What the task requires: When you write the records again, keep every line exactly as it was.

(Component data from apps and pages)
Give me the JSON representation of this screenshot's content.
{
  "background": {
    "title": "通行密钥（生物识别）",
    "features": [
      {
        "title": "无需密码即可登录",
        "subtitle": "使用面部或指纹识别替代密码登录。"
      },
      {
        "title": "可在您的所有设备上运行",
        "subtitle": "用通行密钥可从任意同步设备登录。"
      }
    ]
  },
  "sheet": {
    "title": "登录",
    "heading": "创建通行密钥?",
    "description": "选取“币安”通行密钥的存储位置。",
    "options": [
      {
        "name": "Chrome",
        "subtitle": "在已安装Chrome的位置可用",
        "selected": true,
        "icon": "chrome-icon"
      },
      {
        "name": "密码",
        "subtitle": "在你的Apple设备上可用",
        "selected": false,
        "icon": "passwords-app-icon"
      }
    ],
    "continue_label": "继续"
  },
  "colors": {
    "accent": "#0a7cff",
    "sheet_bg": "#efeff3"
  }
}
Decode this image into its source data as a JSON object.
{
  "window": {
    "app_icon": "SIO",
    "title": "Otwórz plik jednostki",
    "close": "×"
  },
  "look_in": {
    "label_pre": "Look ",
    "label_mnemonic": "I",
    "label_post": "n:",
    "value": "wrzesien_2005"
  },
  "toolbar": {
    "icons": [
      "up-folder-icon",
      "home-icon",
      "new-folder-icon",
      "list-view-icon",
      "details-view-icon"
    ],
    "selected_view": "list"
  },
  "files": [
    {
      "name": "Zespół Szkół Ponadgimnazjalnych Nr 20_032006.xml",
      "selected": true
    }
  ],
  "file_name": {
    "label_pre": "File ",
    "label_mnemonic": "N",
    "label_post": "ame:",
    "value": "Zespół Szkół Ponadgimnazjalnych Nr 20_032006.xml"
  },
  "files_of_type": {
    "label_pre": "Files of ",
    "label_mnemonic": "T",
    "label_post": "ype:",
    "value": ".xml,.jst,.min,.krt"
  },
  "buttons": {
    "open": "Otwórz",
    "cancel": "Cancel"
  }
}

Task answer:
Give me the JSON representation of this screenshot's content.
{
  "background": {
    "title": "通行密钥（生物识别）",
    "features": [
      {
        "title": "无需密码即可登录",
        "subtitle": "使用面部或指纹识别替代密码登录。"
      },
      {
        "title": "可在您的所有设备上运行",
        "subtitle": "用通行密钥可从任意同步设备登录。"
      }
    ]
  },
  "sheet": {
    "title": "登录",
    "heading": "创建通行密钥?",
    "description": "选取“币安”通行密钥的存储位置。",
    "options": [
      {
        "name": "Chrome",
        "subtitle": "在已安装Chrome的位置可用",
        "selected": true,
        "icon": "chrome-icon"
      },
      {
        "name": "密码",
        "subtitle": "在你的Apple设备上可用",
        "selected": false,
        "icon": "passwords-app-icon"
      }
    ],
    "continue_label": "继续"
  },
  "colors": {
    "accent": "#0a7cff",
    "sheet_bg": "#efeff3"
  }
}
Decode this image into its source data as a JSON object.
{
  "window": {
    "app_icon": "SIO",
    "title": "Otwórz plik jednostki",
    "close": "×"
  },
  "look_in": {
    "label_pre": "Look ",
    "label_mnemonic": "I",
    "label_post": "n:",
    "value": "wrzesien_2005"
  },
  "toolbar": {
    "icons": [
      "up-folder-icon",
      "home-icon",
      "new-folder-icon",
      "list-view-icon",
      "details-view-icon"
    ],
    "selected_view": "list"
  },
  "files": [
    {
      "name": "Zespół Szkół Ponadgimnazjalnych Nr 20_032006.xml",
      "selected": true
    }
  ],
  "file_name": {
    "label_pre": "File ",
    "label_mnemonic": "N",
    "label_post": "ame:",
    "value": "Zespół Szkół Ponadgimnazjalnych Nr 20_032006.xml"
  },
  "files_of_type": {
    "label_pre": "Files of ",
    "label_mnemonic": "T",
    "label_post": "ype:",
    "value": ".xml,.jst,.min,.krt"
  },
  "buttons": {
    "open": "Otwórz",
    "cancel": "Cancel"
  }
}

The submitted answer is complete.